Rav Aron Tendler explains that in this week’s Parsha, Ki Tisa, Moshe confronted his greatest challenge as teacher and leader of the Jewish people. His nation and children were threatened with extinction for building a golden calf to worship, and all the evidence pointed to the Chosen People’s intentional betrayal of G-d. What possible defense could he have offered on behalf of his nation?

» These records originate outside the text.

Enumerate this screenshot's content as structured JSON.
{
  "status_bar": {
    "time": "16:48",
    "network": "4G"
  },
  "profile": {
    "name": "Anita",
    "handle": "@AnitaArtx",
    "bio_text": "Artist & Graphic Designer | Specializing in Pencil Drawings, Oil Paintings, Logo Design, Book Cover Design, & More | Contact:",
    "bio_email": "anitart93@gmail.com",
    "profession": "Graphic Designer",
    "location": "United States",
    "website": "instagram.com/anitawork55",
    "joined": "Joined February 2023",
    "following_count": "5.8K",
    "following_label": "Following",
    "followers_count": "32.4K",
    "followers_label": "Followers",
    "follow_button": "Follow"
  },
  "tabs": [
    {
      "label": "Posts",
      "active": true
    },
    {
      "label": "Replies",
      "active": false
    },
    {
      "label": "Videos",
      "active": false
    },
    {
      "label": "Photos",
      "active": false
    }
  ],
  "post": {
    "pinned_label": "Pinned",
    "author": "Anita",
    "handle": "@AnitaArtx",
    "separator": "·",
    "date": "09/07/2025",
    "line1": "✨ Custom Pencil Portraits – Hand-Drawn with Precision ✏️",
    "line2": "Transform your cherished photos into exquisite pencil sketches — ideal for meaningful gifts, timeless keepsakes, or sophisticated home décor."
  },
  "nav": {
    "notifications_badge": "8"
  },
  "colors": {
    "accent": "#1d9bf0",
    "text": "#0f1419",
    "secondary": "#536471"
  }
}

The Gemara in Berachot 32a explains Moshe’s strategy in defense of the Jews. Rav Tendler explains that Moshe’s argument focused on the nature of the human and how it must modify G-d’s view of justice. Moshe argued that G-d Himself must accept partial blame for what had happened. It was G-d who had created a free-willed creature that was inherently flawed. It was, therefore, inevitable that this creation would fail at some point. As it says, “There is no such thing as a Tzaddik (righteous person) who only does good and will never sin.” Therefore, Moshe argued, “If You created humans who inevitably will sin, You must have also established a system of justice that allows these flawed creatures to learn from their mistakes. There must be the possibility of Teshuva – repentance, or else Your entire system of justice does not make any sense. G-d agreed with Moshe because of the love that He had for his nation, and thus Moshe had established “unqualified love” as the foundation for our existence. However, unqualified love does not mean that actions do not have consequences – just the opposite. Moshe himself punished the 3,000 people who were directly involved in the sin of the Golden Calf. Unqualified love means that you always do what is in the best interest of those whom you love. Punishment, if it is truly warranted and properly executed, can be the greatest expression of love. Love, on the other hand, can only be true if it’s unwarranted and absolutely unqualified.